Greece?s first short-term debt sale of the year cost the government a bit less than expected on Tuesday but met with weakening demand amid growing concerns about the eurozone debt crisis.
The Public Debt Management Agency said yesterday it auctioned 1.95 billion euros of 26-week treasury bills at a rate of 4.9 percent, versus 4.82 percent during the previous auction held in early November.
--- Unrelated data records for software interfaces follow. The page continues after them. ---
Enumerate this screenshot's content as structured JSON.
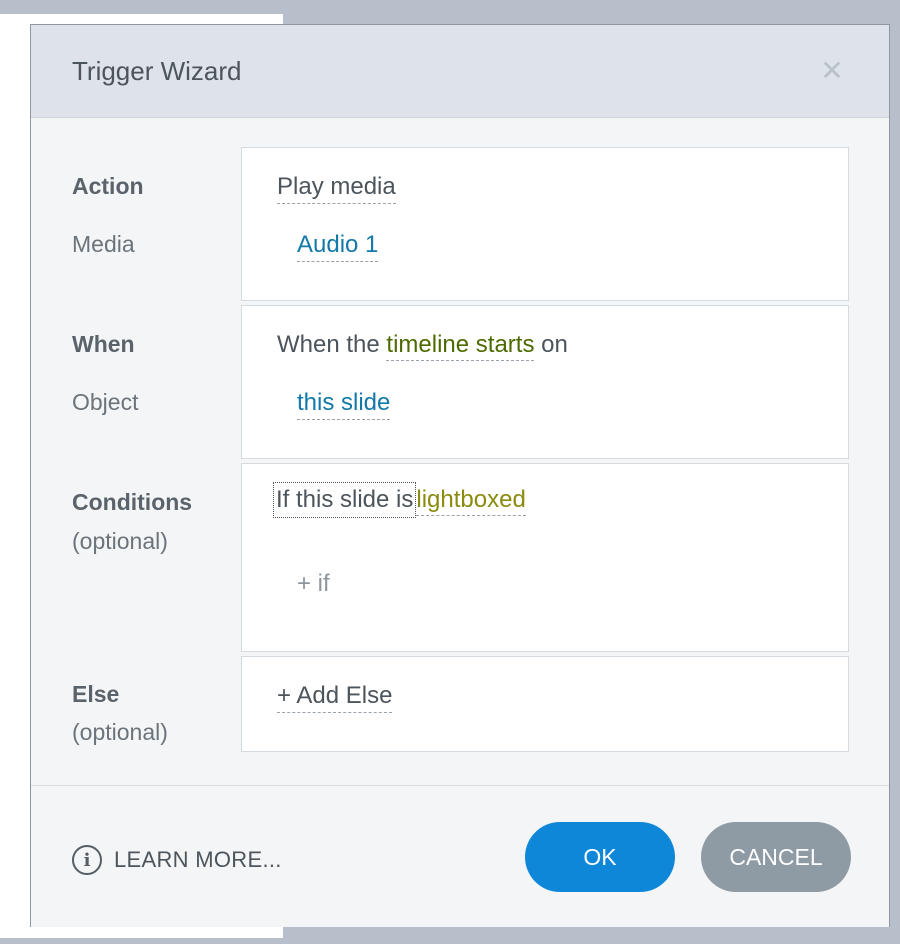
{
  "dialog": {
    "title": "Trigger Wizard",
    "close_glyph": "✕"
  },
  "action": {
    "label": "Action",
    "value": "Play media",
    "sub_label": "Media",
    "sub_value": "Audio 1"
  },
  "when": {
    "label": "When",
    "prefix": "When the",
    "event": "timeline starts",
    "suffix": "on",
    "sub_label": "Object",
    "sub_value": "this slide"
  },
  "conditions": {
    "label": "Conditions",
    "optional": "(optional)",
    "condition_prefix": "If this slide is",
    "condition_value": "lightboxed",
    "add_if": "+ if"
  },
  "else": {
    "label": "Else",
    "optional": "(optional)",
    "add_else": "+ Add Else"
  },
  "footer": {
    "info_icon_glyph": "i",
    "learn_more": "LEARN MORE...",
    "ok": "OK",
    "cancel": "CANCEL"
  },
  "colors": {
    "header_bg": "#dde3e9",
    "ok_button": "#0f87d9",
    "cancel_button": "#8e9aa4",
    "link_blue": "#1279a8",
    "event_green": "#4d6a00",
    "condition_olive": "#8b8b0e"
  },
  "icons": {
    "close": "close-icon",
    "info": "info-icon"
  }
}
Traders were expecting the yield to come in at about 5.0 to 5.25 percent.
Apart from falling short of expectations, the 4.9 percent yield is seen as important by market experts as it is lower than the 5 percent rate at which Greece borrows from the European Commission and the International Monetary Fund.
Bids for the debt covered the total amount 3.4 times, down from 5.2 times previously when 300 million euros of T-bills were sold. About 37 percent of the total amount sold yesterday went to foreign portfolios.
The news comes at a time when speculation is growing that Portugal will follow Greece and Ireland in seeking a bailout in order to avoid default. Portugal is set to auction 5- and 10-year bonds today ahead of further debt sales by Spain tomorrow, testing investor appetite for eurozone periphery states. Italy had no problem selling 7 billion euros of 12-month bonds yesterday, though yields rose modestly.
Athens plans to issue 13-week treasury bills next week despite having its debt servicing needs covered by the 110-billion-euro EU-IMF package agreed to last year.
The Finance Ministry says this helps it keep in touch with the market as it plans to start issuing bonds later this year.
Johannes Jooste, a portfolio strategist for Merrill Lynch Wealth Management, said yesterday that this will depend on how investors greet the sale of T-bills in the first few months of the year.
?If early [short-term] debt auctions go well, then the prognosis for 2011 is that it will go reasonably well,? Jooste told reporters.